The second test took place on the eastbound side of Route 9, west of Lakeview Boulevard near Lewes (map).
Several weeks earlier, Safety Improvements made a first try at fixing the bad rumble strips on Route 24 near Robinsonville Road (see image at right). Bike Delaware evaluated the fix and, reluctantly, reported back to DelDOT that it was a failure. The patch material formed mounds that were not flush with the surrounding pavement and was, as a result, effectively unrideable.
For the first test on Route 24, DelDOT’s contractor used a hand-operated, gas-powered tamper to fill in the rumble strips. For the second test on Thursday, the contractor used a roller.

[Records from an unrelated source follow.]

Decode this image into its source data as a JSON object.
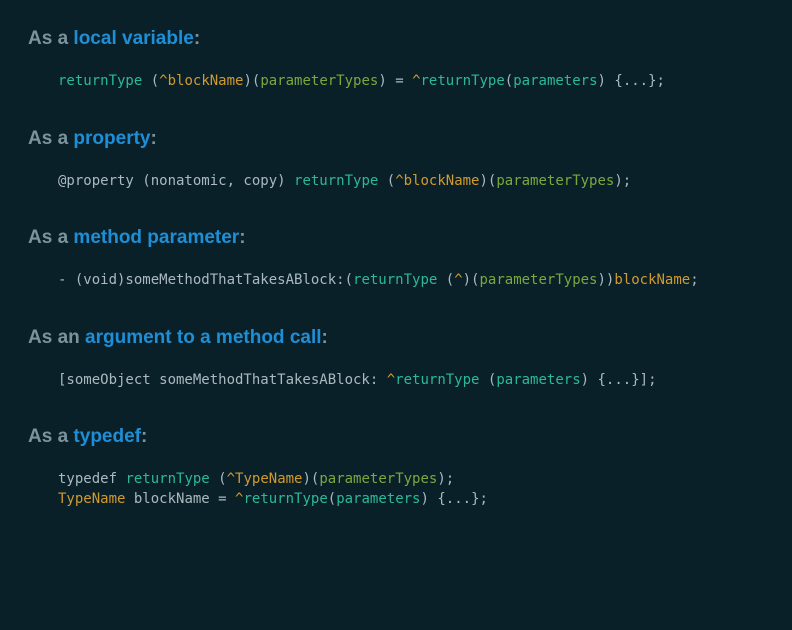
{
  "sections": [
    {
      "h_pre": "As a ",
      "h_emph": "local variable",
      "h_post": ":",
      "code_html": "<span class='rt'>returnType</span> <span class='punc'>(</span><span class='caret'>^</span><span class='bn'>blockName</span><span class='punc'>)(</span><span class='pt'>parameterTypes</span><span class='punc'>) = </span><span class='caret'>^</span><span class='rt'>returnType</span><span class='punc'>(</span><span class='rt'>parameters</span><span class='punc'>) {...};</span>"
    },
    {
      "h_pre": "As a ",
      "h_emph": "property",
      "h_post": ":",
      "code_html": "<span class='punc'>@property (nonatomic, copy) </span><span class='rt'>returnType</span> <span class='punc'>(</span><span class='caret'>^</span><span class='bn'>blockName</span><span class='punc'>)(</span><span class='pt'>parameterTypes</span><span class='punc'>);</span>"
    },
    {
      "h_pre": "As a ",
      "h_emph": "method parameter",
      "h_post": ":",
      "code_html": "<span class='punc'>- (void)someMethodThatTakesABlock:(</span><span class='rt'>returnType</span> <span class='punc'>(</span><span class='caret'>^</span><span class='punc'>)(</span><span class='pt'>parameterTypes</span><span class='punc'>))</span><span class='bn'>blockName</span><span class='punc'>;</span>"
    },
    {
      "h_pre": "As an ",
      "h_emph": "argument to a method call",
      "h_post": ":",
      "code_html": "<span class='punc'>[someObject someMethodThatTakesABlock: </span><span class='caret'>^</span><span class='rt'>returnType</span> <span class='punc'>(</span><span class='rt'>parameters</span><span class='punc'>) {...}];</span>"
    },
    {
      "h_pre": "As a ",
      "h_emph": "typedef",
      "h_post": ":",
      "code_html": "<span class='punc'>typedef </span><span class='rt'>returnType</span> <span class='punc'>(</span><span class='caret'>^</span><span class='bn'>TypeName</span><span class='punc'>)(</span><span class='pt'>parameterTypes</span><span class='punc'>);</span>\n<span class='bn'>TypeName</span> <span class='punc'>blockName = </span><span class='caret'>^</span><span class='rt'>returnType</span><span class='punc'>(</span><span class='rt'>parameters</span><span class='punc'>) {...};</span>"
    }
  ]
}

Rumble strips, also known as sleeper lines, rumple strips, audible lines and growlers are a safety countermeasure for preventing “run-off-road” (“ROR”) motor vehicle crashes. They are recommended by the Federal Highway Administration.
Safety Improvements improperly installed rumble strips along approximately 2 miles of Route 24 and Route 9 in Sussex County, resulting in road shoulders where the remaining rideable pavement is now less than the minimum of 4 feet wide required by state policy. DelDOT’s chief traffic engineer Mark Luszcz called the problem a glitch in a $1.3 million statewide contract.
Thursday’s test was a second effort to use a new patching product to fix the bad rumble strips. If the patch approach doesn’t work, the 2 miles of road shoulder will have to be milled out and paved over, a more costly fix.
CALLING ALL CYCLISTS: Please check out the location of the new rumble strip patch and let us know whether the test was successful. Is it rideable?
• DelDOT admits bumpy bands were improperly installed (Cape Gazette)
• Statewide Rumble Strip Installation Contract (DelDOT)
• Rumble Strip Brochure (DelDOT)
• Rumble Strips and Stripes (FHWA)